>>>>>

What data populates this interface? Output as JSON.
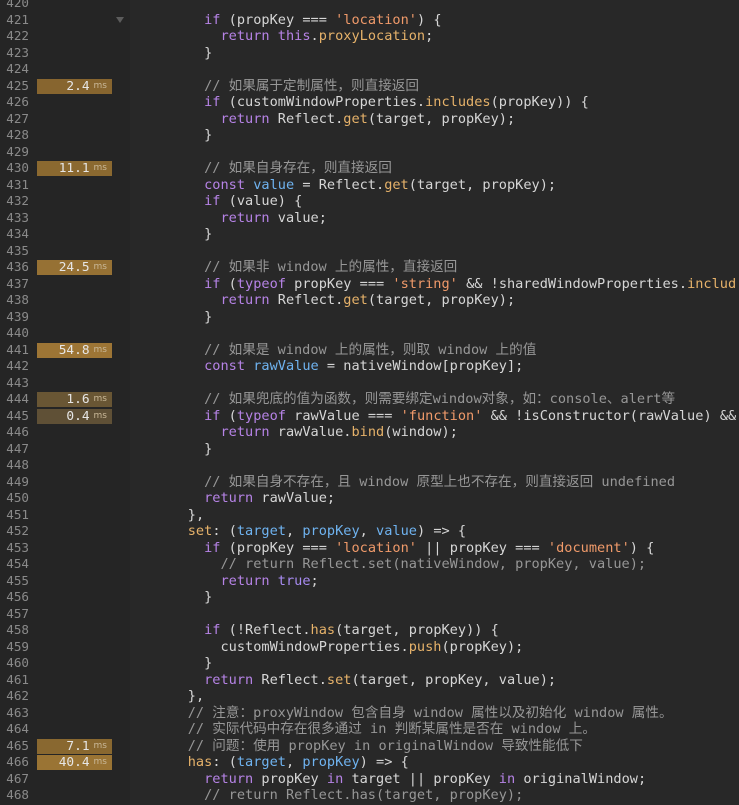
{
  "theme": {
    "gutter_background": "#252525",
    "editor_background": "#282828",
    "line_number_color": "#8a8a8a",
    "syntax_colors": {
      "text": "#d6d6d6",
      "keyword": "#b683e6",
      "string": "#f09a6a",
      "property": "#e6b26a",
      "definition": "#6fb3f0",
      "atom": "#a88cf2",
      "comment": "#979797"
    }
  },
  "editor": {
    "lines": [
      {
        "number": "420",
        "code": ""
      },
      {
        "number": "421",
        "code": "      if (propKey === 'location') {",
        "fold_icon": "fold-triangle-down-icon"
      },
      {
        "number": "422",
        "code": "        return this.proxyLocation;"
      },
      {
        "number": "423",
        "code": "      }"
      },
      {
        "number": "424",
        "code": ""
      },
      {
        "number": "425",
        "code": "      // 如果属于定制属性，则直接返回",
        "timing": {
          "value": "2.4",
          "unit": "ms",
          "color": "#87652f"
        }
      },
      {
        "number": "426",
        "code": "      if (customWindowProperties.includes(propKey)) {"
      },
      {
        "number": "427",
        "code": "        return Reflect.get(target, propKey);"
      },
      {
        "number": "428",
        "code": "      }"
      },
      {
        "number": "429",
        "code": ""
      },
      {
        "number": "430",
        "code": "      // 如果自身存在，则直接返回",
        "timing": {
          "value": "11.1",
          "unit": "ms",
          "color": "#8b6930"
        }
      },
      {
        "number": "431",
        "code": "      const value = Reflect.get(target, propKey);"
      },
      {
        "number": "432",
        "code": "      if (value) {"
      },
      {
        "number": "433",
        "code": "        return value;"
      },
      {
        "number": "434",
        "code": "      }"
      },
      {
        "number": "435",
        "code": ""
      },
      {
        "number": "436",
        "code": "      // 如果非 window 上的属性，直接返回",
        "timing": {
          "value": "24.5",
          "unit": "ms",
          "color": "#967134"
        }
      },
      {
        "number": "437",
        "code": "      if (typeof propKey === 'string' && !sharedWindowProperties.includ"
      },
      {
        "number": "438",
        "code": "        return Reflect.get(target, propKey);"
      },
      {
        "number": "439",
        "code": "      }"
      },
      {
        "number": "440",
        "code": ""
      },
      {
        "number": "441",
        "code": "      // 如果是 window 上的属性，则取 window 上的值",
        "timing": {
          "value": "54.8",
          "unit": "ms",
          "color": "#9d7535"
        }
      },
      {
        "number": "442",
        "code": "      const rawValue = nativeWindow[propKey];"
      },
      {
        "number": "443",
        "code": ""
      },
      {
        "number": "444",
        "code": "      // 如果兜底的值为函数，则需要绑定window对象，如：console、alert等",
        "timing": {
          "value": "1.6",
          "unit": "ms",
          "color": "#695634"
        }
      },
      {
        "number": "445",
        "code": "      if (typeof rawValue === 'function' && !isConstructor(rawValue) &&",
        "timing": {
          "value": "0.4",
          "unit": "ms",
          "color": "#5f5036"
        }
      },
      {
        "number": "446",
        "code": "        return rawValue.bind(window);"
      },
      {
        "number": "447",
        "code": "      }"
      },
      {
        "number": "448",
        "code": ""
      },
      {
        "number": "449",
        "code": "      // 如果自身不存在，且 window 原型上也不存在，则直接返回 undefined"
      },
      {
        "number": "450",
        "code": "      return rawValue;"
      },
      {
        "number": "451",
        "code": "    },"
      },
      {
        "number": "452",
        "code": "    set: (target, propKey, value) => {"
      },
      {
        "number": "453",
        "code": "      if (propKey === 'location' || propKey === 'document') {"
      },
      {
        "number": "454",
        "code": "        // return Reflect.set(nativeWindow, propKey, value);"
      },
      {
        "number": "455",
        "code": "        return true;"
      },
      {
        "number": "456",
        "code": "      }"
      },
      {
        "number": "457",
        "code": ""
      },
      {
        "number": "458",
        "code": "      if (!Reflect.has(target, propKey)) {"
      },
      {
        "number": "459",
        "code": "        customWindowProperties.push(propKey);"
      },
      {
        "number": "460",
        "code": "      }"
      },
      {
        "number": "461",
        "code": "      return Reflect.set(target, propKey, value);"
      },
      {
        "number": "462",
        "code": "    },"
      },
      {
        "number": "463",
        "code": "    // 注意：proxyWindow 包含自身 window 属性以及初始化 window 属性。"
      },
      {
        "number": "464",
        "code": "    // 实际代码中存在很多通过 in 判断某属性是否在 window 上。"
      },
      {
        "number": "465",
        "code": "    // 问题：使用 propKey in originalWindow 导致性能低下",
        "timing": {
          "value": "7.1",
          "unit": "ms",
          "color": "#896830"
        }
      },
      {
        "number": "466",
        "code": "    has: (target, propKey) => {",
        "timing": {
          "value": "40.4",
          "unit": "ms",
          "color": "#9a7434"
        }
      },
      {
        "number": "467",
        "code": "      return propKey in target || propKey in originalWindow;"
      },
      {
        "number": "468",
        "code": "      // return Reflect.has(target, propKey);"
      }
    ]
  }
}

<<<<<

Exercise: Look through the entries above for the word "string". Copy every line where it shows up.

Result for this task:
      "string": "#f09a6a",
        "code": "      if (typeof propKey === 'string' && !sharedWindowProperties.includ"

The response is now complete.